We ended with eating some yummy crepes avec Nutella (had to be done) and then we were off for the evening, back to Londres. One thing though, Paris is tres expensive – a cup of tea, a sandwich, a basic pastry costs twice as much as London – does my head in to think that people go around saying London is so expensive. I have never felt so ripped off before. The Metro though was very cheap. We travelled around with a 2 day pass and I was impressed – ok it ain’t clean and smooth like Singapore but its fast and very easy to navigate. Also, it’s ‘roomier’ with less awful upholstery and one an open the windows etc without feeling like they’re dying from lack of oxygen. It just smelt a lot of pee is all.

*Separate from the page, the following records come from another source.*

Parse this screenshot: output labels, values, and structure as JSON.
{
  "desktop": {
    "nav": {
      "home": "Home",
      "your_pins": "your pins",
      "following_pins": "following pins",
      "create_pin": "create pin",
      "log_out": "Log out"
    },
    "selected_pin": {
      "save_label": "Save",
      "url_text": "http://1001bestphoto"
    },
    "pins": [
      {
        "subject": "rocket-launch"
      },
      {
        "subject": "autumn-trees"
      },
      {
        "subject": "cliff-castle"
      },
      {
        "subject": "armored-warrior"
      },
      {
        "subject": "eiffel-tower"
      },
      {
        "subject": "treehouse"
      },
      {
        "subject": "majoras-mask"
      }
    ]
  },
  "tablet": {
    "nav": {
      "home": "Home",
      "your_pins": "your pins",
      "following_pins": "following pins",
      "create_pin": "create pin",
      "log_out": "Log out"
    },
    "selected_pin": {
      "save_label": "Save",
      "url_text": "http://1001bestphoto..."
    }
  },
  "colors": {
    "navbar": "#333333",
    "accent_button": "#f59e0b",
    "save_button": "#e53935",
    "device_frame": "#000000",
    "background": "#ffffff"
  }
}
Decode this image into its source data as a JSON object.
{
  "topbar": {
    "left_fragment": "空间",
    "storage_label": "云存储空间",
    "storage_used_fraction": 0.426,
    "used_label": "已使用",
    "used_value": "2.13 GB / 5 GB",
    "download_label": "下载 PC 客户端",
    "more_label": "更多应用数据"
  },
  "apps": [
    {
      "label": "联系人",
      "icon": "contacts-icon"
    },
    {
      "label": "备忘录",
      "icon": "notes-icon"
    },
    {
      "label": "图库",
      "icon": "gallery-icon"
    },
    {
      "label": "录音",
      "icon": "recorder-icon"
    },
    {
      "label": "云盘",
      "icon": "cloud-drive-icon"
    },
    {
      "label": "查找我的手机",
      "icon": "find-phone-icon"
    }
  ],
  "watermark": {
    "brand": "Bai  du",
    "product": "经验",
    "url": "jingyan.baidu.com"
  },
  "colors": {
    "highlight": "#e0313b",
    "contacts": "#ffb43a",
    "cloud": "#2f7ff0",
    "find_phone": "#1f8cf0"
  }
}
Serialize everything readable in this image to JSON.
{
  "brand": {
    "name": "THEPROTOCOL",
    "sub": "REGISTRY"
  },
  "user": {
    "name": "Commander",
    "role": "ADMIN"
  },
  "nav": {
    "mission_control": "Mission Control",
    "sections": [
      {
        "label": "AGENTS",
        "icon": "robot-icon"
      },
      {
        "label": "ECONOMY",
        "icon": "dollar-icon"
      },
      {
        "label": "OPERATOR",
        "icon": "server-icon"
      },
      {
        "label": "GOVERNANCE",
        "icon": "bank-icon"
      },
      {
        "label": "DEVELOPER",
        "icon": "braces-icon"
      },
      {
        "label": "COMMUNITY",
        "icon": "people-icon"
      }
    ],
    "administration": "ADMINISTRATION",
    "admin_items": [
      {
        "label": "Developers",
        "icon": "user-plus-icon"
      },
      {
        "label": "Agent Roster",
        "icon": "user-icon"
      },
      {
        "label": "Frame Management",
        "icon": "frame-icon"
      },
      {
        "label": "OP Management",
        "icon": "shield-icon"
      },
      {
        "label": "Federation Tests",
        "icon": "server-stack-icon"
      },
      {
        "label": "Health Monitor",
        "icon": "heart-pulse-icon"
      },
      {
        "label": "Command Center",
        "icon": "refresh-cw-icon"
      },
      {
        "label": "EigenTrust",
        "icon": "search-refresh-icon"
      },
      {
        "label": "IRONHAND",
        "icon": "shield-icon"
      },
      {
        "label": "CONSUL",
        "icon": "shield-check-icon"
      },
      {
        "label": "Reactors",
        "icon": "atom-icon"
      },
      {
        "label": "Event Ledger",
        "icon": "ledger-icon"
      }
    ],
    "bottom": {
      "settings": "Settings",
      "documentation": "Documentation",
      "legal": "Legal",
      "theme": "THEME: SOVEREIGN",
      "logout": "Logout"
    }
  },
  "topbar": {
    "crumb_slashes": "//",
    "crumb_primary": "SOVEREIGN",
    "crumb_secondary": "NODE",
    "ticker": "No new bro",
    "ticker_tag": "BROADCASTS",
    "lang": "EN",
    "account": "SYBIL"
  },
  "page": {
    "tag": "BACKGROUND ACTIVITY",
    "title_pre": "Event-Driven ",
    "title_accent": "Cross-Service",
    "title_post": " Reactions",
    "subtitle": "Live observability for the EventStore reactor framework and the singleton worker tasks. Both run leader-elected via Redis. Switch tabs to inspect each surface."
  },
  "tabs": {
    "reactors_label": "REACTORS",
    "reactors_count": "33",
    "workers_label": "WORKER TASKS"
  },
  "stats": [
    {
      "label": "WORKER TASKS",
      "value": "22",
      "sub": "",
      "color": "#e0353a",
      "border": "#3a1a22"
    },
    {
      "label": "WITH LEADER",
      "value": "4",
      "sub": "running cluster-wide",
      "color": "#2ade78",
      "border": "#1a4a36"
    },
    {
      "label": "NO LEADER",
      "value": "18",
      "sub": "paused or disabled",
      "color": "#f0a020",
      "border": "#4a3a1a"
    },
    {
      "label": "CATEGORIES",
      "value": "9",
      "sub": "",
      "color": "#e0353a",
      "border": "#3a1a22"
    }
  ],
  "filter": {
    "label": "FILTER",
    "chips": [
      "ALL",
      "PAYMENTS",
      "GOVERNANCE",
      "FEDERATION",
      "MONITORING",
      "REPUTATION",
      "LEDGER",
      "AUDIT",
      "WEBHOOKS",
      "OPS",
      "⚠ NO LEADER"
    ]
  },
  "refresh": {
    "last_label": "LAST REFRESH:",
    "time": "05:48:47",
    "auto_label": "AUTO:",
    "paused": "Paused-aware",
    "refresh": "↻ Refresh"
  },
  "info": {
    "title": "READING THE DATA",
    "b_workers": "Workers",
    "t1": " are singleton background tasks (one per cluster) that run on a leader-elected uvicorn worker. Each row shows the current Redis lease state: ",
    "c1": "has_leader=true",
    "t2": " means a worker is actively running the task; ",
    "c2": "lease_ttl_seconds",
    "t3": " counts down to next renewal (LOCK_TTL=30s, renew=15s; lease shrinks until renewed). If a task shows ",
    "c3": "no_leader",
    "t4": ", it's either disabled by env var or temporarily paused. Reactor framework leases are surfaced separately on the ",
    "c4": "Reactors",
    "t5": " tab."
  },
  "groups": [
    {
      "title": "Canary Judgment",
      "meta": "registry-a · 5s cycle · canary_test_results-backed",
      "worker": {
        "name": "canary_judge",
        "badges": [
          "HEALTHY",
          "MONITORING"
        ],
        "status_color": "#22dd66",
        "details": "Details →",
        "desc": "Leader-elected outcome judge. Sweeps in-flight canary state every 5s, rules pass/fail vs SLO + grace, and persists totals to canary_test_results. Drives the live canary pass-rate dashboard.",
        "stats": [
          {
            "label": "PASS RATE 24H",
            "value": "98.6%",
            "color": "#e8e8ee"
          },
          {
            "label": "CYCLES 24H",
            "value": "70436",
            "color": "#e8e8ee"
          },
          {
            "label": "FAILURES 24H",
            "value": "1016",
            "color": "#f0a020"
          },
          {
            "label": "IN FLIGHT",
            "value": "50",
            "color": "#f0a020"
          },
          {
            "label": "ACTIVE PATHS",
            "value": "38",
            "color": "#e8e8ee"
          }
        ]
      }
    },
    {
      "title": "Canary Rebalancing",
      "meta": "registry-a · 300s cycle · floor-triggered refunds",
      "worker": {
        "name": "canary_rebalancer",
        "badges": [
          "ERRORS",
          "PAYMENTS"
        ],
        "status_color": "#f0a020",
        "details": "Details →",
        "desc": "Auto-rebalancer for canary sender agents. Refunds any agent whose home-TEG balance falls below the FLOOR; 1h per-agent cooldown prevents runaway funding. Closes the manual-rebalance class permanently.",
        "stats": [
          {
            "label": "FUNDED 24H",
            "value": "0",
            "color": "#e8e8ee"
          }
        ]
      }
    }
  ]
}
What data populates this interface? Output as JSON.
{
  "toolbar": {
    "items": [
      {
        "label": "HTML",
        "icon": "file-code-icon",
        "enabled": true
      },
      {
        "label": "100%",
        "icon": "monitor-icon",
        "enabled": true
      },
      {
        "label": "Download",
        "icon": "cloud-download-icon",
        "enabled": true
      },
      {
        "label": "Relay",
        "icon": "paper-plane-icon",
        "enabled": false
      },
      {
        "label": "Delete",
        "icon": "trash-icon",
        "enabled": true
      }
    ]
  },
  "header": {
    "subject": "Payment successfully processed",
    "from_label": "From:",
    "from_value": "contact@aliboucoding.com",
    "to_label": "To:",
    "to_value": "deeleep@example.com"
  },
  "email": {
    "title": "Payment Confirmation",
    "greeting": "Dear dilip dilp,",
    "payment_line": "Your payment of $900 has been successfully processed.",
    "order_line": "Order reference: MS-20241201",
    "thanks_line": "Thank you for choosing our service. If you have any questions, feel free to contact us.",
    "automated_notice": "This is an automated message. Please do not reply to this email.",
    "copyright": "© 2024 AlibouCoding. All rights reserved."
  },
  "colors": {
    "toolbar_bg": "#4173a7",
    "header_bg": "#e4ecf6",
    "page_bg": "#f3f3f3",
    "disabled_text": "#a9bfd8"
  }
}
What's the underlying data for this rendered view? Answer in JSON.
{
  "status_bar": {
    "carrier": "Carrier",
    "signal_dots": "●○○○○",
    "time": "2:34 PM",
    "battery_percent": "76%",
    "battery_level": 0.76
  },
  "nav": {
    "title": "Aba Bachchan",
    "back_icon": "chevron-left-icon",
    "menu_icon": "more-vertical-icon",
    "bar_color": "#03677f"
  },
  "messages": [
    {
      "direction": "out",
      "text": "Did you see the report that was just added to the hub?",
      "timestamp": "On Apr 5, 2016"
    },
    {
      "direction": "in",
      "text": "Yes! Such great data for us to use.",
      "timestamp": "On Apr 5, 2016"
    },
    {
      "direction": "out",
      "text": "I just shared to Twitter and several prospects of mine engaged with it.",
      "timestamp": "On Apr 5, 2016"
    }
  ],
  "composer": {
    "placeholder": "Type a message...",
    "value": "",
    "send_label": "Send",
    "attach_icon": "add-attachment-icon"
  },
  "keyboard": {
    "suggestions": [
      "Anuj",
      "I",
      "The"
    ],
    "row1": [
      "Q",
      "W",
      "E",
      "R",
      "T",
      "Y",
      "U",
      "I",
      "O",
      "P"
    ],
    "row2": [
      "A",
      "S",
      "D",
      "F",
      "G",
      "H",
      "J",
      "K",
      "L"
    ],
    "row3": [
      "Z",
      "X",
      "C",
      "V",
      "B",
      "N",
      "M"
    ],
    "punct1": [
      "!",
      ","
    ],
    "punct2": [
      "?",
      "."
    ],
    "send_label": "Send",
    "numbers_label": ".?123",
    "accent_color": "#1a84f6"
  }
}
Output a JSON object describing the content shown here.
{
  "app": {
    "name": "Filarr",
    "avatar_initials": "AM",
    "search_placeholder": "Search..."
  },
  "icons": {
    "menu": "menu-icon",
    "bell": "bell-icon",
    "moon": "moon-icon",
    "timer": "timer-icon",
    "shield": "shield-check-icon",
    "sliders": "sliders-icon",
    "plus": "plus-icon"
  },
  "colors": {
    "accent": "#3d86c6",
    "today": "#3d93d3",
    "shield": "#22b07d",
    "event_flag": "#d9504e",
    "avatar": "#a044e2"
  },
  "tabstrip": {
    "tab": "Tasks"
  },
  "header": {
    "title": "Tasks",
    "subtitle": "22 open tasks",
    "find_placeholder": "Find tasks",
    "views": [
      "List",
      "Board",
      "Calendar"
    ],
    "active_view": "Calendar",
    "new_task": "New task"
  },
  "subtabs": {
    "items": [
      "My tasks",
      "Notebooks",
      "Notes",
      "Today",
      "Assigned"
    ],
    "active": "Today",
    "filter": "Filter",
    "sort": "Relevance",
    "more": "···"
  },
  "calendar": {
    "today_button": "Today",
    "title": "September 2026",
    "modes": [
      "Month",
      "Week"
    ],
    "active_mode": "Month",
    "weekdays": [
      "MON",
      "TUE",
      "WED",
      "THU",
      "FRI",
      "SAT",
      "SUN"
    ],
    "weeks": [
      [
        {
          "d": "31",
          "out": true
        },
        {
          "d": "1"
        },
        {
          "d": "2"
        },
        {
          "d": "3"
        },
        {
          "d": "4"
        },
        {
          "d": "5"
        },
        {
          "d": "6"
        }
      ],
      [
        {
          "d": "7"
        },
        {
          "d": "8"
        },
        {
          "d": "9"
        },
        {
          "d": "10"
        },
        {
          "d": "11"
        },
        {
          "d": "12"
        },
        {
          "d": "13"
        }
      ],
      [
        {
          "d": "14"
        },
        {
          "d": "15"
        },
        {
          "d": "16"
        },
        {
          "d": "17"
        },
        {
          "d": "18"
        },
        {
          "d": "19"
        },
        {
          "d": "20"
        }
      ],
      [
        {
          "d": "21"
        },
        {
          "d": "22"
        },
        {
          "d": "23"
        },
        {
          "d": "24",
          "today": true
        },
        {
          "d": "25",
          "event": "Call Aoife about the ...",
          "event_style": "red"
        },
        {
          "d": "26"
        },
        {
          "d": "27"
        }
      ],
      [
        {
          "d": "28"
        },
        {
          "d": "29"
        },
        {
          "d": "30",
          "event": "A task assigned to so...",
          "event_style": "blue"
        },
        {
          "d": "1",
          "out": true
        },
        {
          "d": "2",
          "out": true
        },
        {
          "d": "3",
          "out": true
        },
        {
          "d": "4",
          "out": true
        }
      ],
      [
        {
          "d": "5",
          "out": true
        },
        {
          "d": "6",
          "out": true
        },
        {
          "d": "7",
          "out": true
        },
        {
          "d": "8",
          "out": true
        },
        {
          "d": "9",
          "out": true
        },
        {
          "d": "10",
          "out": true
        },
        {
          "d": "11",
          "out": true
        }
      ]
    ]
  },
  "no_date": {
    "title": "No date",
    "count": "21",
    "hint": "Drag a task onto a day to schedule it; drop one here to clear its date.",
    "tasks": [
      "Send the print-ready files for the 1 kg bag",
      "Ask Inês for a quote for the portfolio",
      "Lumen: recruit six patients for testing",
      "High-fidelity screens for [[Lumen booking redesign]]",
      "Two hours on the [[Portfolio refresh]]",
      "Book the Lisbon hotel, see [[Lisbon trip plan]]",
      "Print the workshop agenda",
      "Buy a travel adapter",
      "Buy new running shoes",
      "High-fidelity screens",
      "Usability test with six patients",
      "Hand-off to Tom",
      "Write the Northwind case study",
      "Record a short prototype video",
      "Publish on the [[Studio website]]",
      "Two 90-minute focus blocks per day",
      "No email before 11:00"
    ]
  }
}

Definitely going back to Paris to see all those things that we missed and next time doing some research on recommended restaurants etc.